Health care providers should be the oral health champions for those who can’t open their mouth without pain and for those who have missing teeth due to either caries or gum disease.

What Can Doctors Do

As physicians we can decide to accept that the mouth is part of the body. It is our responsibility to help patients understand that “you’re not healthy unless your mouth is healthy” as our then Surgeon General David Satcher said in the 2000 Surgeon General’s Report on Oral Heath, in which he suggested that physicians, primarily primary care providers, improve their knowledge of oral health. Nothing can be truer as we begin to continue learning from research about the associations of oral health and overall health including diabetes, heart disease, and remote infections like the brain abscess responsible for killing twelve-year-old Demonte Driver from Maryland in 2007 when he couldn’t access a dentist because of the lack of dental insurance.

Access to affordable dental care should be granted to every member of our great state. We are lagging far behind literally the entire country. We have to be like a determined Derby horse as they head down the stretch trying to find a way to get to the finish line despite the grim circumstances. We have to push hard to expand access to dental care. For children this would be improved grades in school and a better sense of self. For adults this might be improved diabetes, heart disease, and self-esteem.

In March we all gathered to root for our Kentucky Wildcats and any other Kentucky team that made it to the tournament. But there’s another game we can win, and that’s the one where we put a full court press on this oral health crisis. We don’t let another neighbor, family member, or loved one, whether they be rural or in the inner city, go without oral health care. We must win the battle against a crisis that has resulted in too many deaths and permanent teeth loss.

So, enjoy your meal, maybe even a glass of wine, and ponder not only how you’re going be part of the solution, but how you can influence your colleagues to do the same. If it takes a village to raise a child, and it’s going to take our medical and oral health care village to be their oral health advocates. It’s something we can all sink our teeth into, just like that meal you may be enjoying.

WANDA GONSALVES, MD, retired from academic medicine after twenty-five years where she held multiple positions as clinical faculty   at two universities including the Medical University of South Carolina (MUSC) as associate dean for resident inclusion and diversity education, and at the University of Kentucky College of Medicine as vice chair in the department of family and community medicine. While at both medical schools, she helped students to reorganize a student-run free clinic, the UK Salvation Army Student Run Free Clinic and begin another student-run free clinic, the MUSC CARES clinic.

From 2019 to 2020, Dr. Gonsalves held the position of professor and interim dean of the College of Natural, Applied, and Health Sciences at Kentucky State University (KSU). Since September 2020, she is founding director of the Kentucky State Undergraduate Pre-Medical Academy, aka KUMA, which aims to increase the numbers of minority students who pursue careers in medicine, dentistry, or the physician assistant programs.
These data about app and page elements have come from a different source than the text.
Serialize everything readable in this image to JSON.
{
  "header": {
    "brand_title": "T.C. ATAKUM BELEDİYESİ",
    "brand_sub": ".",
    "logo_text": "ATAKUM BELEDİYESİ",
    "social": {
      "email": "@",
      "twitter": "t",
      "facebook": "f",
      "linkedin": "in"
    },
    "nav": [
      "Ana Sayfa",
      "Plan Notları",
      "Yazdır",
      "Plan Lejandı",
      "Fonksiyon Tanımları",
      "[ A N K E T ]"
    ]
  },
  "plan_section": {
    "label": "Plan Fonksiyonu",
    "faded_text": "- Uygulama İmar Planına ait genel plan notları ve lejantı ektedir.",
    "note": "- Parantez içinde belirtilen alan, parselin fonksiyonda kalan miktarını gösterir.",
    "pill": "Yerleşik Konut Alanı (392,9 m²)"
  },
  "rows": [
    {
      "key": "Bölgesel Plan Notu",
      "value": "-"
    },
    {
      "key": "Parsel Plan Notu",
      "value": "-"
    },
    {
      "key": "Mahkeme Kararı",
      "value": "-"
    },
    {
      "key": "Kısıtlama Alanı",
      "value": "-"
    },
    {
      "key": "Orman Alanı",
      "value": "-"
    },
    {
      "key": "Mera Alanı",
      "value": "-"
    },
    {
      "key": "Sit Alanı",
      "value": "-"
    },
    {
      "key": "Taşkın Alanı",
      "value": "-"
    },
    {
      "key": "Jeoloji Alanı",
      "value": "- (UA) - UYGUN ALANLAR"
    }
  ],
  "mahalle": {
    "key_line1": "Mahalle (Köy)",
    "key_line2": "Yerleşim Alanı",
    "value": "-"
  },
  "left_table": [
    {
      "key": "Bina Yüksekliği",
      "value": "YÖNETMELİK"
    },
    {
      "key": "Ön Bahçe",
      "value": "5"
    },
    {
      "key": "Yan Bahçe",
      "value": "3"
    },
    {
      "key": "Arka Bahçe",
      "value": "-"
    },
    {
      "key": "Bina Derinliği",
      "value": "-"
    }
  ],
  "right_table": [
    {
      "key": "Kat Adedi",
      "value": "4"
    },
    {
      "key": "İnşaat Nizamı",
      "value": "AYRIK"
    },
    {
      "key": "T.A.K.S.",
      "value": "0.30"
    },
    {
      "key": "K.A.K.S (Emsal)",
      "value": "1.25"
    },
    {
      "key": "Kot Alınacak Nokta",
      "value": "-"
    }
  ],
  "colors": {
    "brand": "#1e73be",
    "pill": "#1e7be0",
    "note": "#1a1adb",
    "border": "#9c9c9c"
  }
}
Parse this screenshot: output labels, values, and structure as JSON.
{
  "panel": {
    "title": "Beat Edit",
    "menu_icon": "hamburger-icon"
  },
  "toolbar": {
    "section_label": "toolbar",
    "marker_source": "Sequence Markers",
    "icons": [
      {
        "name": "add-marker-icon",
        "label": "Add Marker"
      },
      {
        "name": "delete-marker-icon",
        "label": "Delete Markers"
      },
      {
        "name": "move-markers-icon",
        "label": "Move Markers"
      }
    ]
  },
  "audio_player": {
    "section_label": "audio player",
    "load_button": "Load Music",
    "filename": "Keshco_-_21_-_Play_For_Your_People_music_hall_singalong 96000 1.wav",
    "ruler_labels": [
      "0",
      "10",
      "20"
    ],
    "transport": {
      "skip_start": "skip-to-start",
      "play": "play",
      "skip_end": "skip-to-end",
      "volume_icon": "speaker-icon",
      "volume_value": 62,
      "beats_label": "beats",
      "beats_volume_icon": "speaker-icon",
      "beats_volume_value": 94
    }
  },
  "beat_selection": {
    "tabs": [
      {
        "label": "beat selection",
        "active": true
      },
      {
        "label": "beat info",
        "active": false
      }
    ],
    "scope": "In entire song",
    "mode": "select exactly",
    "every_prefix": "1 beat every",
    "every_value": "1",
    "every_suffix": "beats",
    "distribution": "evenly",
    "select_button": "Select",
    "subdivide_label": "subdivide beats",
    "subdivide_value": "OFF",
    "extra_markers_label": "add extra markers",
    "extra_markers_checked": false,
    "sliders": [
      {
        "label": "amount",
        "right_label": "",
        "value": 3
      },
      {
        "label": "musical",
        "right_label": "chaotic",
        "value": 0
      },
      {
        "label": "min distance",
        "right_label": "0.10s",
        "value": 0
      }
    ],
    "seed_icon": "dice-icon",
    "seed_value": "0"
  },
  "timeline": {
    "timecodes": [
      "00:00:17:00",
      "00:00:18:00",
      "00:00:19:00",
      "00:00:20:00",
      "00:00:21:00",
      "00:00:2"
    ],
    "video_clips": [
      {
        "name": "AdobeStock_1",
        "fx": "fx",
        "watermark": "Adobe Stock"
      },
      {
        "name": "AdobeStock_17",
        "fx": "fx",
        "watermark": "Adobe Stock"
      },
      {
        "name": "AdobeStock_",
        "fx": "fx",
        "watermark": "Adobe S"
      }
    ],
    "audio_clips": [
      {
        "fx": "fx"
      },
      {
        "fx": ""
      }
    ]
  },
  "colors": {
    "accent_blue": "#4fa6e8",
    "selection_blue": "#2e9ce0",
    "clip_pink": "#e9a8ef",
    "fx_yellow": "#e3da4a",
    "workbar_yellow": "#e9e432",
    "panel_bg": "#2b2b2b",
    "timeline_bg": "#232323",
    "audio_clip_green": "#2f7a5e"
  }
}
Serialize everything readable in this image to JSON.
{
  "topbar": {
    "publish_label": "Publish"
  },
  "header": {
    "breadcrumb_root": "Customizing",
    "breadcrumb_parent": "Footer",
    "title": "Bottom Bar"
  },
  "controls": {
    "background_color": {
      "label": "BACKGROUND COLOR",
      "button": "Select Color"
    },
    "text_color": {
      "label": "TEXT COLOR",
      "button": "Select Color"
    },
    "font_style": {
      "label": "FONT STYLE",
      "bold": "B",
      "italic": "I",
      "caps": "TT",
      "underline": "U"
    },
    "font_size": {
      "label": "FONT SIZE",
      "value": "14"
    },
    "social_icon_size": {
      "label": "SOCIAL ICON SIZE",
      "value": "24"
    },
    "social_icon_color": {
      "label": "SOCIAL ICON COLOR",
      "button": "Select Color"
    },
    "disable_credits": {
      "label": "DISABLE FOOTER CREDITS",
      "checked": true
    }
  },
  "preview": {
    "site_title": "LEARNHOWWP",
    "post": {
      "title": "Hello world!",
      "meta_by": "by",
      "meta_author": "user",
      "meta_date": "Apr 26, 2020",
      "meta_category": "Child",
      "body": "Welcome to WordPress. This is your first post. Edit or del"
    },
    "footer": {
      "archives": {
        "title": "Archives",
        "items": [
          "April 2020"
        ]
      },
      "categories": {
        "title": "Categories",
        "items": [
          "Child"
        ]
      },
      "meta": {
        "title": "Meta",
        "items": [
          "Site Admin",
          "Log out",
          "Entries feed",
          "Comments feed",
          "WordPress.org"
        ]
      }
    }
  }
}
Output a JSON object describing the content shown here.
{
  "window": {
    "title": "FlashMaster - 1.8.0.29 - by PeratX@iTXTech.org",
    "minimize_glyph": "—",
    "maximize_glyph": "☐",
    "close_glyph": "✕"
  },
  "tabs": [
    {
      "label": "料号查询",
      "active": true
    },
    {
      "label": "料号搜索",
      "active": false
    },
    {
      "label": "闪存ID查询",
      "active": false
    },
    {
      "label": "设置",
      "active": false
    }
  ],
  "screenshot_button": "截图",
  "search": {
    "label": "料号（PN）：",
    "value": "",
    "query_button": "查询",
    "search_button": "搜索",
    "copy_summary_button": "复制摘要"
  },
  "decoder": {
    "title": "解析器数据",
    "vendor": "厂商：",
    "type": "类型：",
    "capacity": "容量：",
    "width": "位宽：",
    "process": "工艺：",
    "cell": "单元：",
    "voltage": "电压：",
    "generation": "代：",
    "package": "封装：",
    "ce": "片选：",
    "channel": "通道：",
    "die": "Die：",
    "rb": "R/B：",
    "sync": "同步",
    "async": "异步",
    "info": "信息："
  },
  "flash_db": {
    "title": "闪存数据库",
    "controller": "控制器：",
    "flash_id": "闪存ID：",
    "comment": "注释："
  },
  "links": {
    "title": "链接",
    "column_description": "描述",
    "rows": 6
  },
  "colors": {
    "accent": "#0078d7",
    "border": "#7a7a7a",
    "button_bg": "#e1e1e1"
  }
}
Her mission is to mitigate shortages of well-trained minority students applying to health professional schools in order to improve health care disparities. At present, at least five students are preparing to apply to medical school. Twelve students are currently in the KUMA program.

Dr. Gonsalves’ scholarly interests include service learning, interprofessional education, health disparities, and oral health for primary care clinicians. She has lectured on oral health topics nationally and locally. She is one of the coauthors for the award-winning Smiles for Life: A National Oral Health Curriculum (www.smilesforlifeoralhealth. org). Dr. Gonsalves has served on numerous boards including the Nicholas Pisacano Foundation, the Journal of the Academy of Physician Assistants, and the National Commission of Certification of Physician Assistants and Foundation.